The criteria and guiding concepts to be applied in the
academic training of human nutrition have been identified in a recent study published in Frontiers in Nutrition.
This is the first attempt to more
clearly define the cultural identity of human nutrition in both an
academic and professional orientated perspective. In total, three
domains of human nutrition were identified: Basic Nutrition, Applied
Nutrition, and Clinical Nutrition.
‘In total, three domains of human nutrition - Basic Nutrition, Applied Nutrition, and Clinical Nutrition - were identified by researchers.’
"Take obesity as an example, it is still frequently not recognized
as a disease state, the issue of undernutrition in elderly and obese
individuals is therefore largely overlooked," says Muscaritoli.
The scientists argue that the biological significance of food in the
collective imagination has been lost in favor of its hedonistic
aspects. People only look at nutrients as a number, but not as something

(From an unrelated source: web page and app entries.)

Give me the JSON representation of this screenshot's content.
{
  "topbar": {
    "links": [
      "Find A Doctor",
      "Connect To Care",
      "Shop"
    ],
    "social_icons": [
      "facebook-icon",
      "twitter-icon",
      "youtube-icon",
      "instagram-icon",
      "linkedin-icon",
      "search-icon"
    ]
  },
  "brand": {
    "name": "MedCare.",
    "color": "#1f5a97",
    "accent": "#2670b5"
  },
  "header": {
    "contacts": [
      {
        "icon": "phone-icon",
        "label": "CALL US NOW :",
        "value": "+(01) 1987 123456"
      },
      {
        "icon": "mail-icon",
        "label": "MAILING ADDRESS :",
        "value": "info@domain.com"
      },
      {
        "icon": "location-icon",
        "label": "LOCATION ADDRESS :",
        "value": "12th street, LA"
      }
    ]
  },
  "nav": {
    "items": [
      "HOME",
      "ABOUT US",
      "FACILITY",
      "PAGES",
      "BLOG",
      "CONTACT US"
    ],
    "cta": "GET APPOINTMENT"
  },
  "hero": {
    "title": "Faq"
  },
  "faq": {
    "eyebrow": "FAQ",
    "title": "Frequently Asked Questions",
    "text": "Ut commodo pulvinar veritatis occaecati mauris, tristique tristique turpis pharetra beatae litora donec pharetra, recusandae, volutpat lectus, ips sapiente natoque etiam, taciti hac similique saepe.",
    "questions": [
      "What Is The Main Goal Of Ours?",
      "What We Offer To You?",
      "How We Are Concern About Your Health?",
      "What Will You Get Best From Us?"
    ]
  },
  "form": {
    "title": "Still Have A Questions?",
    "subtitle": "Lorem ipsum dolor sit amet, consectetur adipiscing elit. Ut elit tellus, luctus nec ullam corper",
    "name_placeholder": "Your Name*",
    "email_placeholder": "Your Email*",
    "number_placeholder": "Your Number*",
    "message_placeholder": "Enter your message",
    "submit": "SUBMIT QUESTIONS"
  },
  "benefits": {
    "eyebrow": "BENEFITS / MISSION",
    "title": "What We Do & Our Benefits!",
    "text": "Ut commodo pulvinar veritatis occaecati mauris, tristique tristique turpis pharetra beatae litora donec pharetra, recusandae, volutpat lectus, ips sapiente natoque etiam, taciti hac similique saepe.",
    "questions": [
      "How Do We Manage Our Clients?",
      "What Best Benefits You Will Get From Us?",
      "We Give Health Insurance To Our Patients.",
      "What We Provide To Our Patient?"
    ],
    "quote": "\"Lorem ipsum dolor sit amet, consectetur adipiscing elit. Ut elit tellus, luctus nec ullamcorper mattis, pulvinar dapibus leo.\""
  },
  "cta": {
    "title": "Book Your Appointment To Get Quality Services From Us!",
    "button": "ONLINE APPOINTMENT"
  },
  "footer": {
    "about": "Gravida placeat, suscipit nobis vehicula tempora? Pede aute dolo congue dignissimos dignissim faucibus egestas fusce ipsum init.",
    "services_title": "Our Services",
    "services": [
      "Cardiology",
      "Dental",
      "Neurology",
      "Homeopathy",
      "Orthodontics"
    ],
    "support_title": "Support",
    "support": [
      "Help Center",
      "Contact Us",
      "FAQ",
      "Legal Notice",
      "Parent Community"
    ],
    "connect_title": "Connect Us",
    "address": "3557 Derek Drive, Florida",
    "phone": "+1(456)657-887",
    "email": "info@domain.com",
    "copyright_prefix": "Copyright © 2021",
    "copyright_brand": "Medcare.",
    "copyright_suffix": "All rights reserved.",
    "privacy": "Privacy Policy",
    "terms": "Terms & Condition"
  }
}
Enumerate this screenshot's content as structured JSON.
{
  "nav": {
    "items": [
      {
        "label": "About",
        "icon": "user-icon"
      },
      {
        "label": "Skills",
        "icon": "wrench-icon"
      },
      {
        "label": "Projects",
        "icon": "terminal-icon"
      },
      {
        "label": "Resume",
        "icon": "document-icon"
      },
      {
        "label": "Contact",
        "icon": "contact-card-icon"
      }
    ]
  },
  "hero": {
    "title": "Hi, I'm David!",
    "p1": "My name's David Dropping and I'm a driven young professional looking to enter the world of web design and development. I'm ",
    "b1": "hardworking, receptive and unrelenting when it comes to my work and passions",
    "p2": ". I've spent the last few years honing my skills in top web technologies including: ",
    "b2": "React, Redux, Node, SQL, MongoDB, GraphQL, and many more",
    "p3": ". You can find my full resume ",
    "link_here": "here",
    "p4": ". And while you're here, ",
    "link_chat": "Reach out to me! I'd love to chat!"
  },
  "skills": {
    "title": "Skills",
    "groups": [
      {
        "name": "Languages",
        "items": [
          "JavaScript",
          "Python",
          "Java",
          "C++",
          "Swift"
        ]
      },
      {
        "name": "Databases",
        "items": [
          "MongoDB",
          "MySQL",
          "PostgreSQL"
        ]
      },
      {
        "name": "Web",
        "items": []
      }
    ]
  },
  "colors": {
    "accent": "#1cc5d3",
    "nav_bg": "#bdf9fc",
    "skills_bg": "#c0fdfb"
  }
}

with nutritional value. They do not consider the food matrix nor
Basic Nutrition is the discipline that deals with the scientific
basis of human nutrition. This domain studies and characterizes the
presence, bioavailability, mechanisms, and biochemical-physiological
roles of nutrients and bioactive molecules.
Applied Nutrition, on the other hand, deals with the relationship
between nutrition and the health and well-being of a population. This
domain, for example, concentrates on improving the nutritional qualities
of foods and envisions guidelines for healthy eating.
Lastly, the domain of Clinical Nutrition focuses on assessing, preventing, diagnosing, and treating malnutrition.
"The three domains have their own cultural and scientific identity
corresponding to specific professional skills, but they should all be
integrated in the academic training," says Muscaritoli. To that extent,
the team identified the subject matter to be covered in such a nutrition
With this set of criteria and guiding concepts, the scientists make a
first attempt to improve the academic training in human nutrition.
"We hope this will lead to a better integration of the available
knowledge on human nutrition in the daily practice of healthcare
professionals - and turn the tide of the current cultural confusion of
the nutritional scenario," explains Muscaritoli, who is also Specialty
Chief Editor of Clinical Nutrition, in Frontiers in Nutrition